**Problem requirements**
Give the number of lines below that contain the word "intercom", and nothing else.

(App and web page records)
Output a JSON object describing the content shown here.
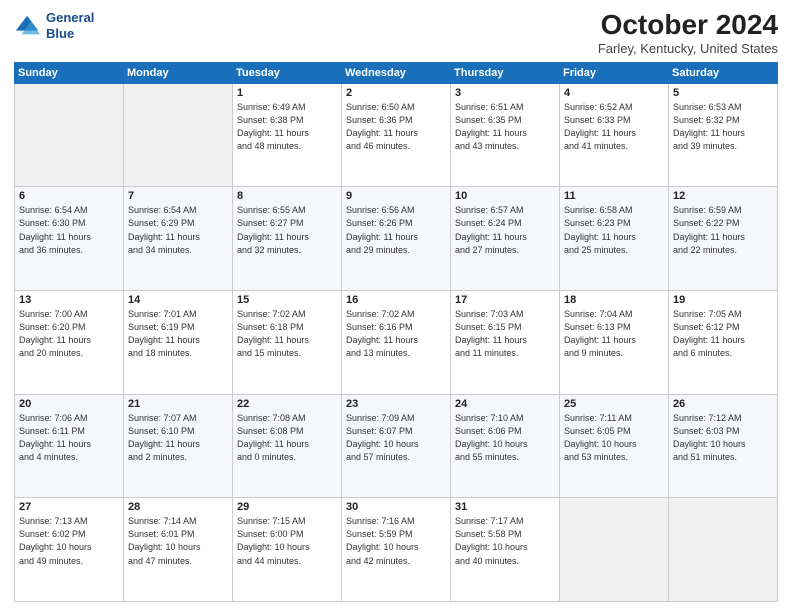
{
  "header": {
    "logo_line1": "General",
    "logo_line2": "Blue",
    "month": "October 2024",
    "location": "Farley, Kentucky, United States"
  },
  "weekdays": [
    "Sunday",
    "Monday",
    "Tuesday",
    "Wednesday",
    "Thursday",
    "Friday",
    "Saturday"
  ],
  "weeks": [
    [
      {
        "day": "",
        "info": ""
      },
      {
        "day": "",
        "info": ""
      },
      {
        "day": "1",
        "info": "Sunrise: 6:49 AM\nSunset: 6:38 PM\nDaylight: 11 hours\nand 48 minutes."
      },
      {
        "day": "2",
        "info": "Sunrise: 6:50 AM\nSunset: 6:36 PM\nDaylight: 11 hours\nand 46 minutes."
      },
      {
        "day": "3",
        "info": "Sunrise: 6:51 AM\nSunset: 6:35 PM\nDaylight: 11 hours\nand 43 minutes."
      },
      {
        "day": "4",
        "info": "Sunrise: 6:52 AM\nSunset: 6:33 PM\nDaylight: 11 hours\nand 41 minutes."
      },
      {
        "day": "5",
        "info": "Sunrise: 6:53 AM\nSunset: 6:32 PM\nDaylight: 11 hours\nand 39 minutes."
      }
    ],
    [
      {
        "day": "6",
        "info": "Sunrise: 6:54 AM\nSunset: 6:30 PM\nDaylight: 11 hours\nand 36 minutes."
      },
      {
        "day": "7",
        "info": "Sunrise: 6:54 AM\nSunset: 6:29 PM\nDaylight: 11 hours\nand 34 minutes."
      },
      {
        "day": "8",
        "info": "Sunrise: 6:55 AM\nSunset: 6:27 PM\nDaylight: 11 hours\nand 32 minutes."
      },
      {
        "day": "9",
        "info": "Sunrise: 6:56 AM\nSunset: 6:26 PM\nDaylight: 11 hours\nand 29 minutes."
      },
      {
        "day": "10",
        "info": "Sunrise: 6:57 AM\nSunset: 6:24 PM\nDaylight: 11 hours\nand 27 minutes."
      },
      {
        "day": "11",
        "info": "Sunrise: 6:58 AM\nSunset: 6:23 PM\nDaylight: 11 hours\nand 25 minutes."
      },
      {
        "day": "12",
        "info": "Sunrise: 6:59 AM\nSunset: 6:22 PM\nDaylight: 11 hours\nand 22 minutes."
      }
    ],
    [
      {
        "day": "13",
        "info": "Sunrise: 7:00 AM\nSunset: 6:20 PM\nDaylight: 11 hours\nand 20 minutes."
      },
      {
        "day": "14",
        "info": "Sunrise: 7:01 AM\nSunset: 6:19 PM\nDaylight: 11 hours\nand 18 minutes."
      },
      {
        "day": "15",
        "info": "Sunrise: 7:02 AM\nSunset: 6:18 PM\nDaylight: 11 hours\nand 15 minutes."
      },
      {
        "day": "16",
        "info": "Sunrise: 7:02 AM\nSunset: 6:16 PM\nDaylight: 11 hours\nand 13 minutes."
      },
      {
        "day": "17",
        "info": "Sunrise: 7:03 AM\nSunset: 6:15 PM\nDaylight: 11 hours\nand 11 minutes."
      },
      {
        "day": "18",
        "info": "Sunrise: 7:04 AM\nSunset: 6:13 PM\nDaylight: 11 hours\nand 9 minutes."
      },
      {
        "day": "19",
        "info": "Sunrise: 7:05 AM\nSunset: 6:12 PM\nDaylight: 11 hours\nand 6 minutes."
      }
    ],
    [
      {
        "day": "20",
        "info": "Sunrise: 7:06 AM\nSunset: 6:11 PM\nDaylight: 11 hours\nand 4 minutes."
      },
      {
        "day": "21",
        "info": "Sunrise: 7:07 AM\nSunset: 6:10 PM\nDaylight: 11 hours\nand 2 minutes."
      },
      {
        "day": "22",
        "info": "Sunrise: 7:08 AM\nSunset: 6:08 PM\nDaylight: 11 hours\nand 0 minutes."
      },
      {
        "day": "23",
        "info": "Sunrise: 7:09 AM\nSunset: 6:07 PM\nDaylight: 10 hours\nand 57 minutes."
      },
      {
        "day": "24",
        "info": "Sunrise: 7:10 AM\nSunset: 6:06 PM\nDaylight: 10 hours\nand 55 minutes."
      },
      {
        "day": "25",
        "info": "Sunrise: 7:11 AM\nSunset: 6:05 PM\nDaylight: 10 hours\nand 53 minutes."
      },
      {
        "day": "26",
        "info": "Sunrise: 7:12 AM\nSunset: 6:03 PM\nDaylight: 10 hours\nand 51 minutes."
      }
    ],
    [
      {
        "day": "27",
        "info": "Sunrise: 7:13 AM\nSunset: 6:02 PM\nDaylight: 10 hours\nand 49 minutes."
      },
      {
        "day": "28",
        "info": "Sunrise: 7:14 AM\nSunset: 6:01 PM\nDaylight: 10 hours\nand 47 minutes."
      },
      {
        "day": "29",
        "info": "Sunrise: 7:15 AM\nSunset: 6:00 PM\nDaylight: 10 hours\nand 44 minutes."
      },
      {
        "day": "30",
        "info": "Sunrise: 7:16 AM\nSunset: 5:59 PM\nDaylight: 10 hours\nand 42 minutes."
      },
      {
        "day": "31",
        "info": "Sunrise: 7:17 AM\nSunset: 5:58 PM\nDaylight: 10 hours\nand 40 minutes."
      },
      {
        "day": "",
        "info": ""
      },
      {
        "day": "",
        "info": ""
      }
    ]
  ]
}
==
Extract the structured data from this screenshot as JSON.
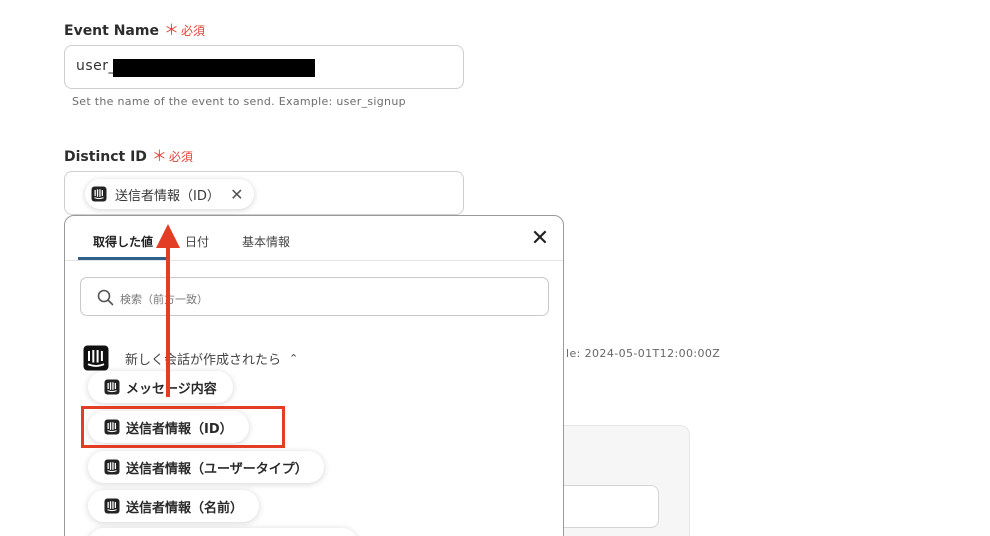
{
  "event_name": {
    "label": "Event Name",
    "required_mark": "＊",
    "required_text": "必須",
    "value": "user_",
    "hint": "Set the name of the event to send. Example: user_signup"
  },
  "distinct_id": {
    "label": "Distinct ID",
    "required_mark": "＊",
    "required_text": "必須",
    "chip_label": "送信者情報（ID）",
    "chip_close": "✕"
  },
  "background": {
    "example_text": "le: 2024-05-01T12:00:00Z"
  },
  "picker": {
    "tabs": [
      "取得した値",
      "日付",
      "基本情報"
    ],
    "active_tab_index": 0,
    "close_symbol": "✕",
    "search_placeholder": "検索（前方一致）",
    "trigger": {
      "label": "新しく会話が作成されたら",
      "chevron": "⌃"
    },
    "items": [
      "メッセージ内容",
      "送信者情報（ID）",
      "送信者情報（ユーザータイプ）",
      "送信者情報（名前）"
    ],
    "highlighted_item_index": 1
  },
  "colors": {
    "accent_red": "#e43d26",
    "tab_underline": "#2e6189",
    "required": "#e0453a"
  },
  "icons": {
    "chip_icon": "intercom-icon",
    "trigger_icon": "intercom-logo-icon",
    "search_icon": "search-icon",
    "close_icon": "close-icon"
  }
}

**Answer to the exercise**
2